Records provided below:

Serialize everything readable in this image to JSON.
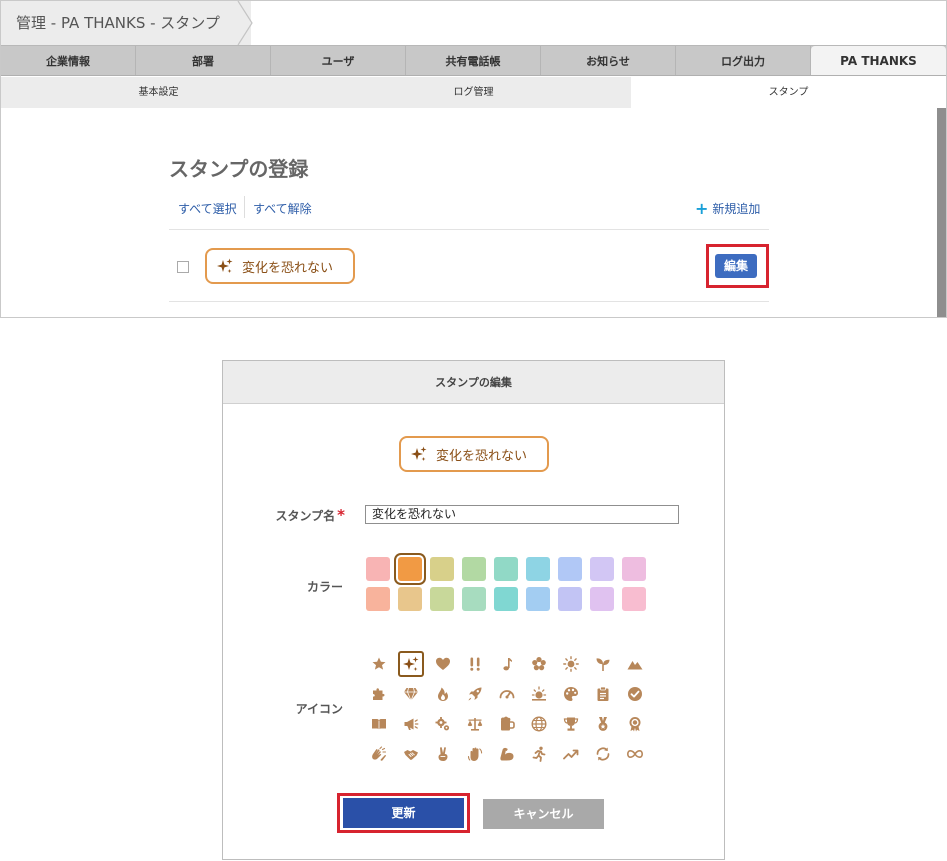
{
  "breadcrumb": "管理 - PA THANKS - スタンプ",
  "tabs": [
    "企業情報",
    "部署",
    "ユーザ",
    "共有電話帳",
    "お知らせ",
    "ログ出力",
    "PA THANKS"
  ],
  "active_tab": "PA THANKS",
  "subtabs": [
    "基本設定",
    "ログ管理",
    "スタンプ"
  ],
  "active_subtab": "スタンプ",
  "register": {
    "title": "スタンプの登録",
    "select_all": "すべて選択",
    "deselect_all": "すべて解除",
    "new_add": "新規追加",
    "stamp_label": "変化を恐れない",
    "edit_label": "編集"
  },
  "modal": {
    "title": "スタンプの編集",
    "preview_label": "変化を恐れない",
    "name_label": "スタンプ名",
    "required_mark": "*",
    "name_value": "変化を恐れない",
    "color_label": "カラー",
    "icon_label": "アイコン",
    "update_label": "更新",
    "cancel_label": "キャンセル",
    "stamp_color": "#e39a4e",
    "stamp_text_color": "#8a4f16",
    "selected_color_index": 1,
    "colors": [
      "#f8b4b4",
      "#f19a44",
      "#d8d08a",
      "#b2d9a3",
      "#91d9c6",
      "#8ed4e4",
      "#b1c8f6",
      "#d2c6f4",
      "#eebde0",
      "#f8b39c",
      "#e8c68c",
      "#c8d89a",
      "#a7dcbf",
      "#80d7d2",
      "#a3cdf2",
      "#c2c4f4",
      "#e0c2f0",
      "#f8bdd0"
    ],
    "selected_icon_index": 1,
    "icons": [
      "star-icon",
      "sparkles-icon",
      "heart-icon",
      "double-exclamation-icon",
      "music-note-icon",
      "flower-icon",
      "sun-icon",
      "sprout-icon",
      "mountain-icon",
      "puzzle-icon",
      "diamond-icon",
      "fire-icon",
      "rocket-icon",
      "gauge-icon",
      "sunrise-icon",
      "palette-icon",
      "clipboard-icon",
      "check-circle-icon",
      "book-icon",
      "megaphone-icon",
      "gears-icon",
      "balance-scale-icon",
      "beer-mug-icon",
      "globe-icon",
      "trophy-icon",
      "medal-icon",
      "award-icon",
      "clapping-hands-icon",
      "handshake-icon",
      "peace-hand-icon",
      "waving-hand-icon",
      "muscle-arm-icon",
      "running-person-icon",
      "trend-up-icon",
      "refresh-icon",
      "infinity-icon"
    ]
  }
}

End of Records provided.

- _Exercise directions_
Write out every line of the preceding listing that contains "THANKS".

- _Answer_
  "breadcrumb": "管理 - PA THANKS - スタンプ",
    "PA THANKS"
  "active_tab": "PA THANKS",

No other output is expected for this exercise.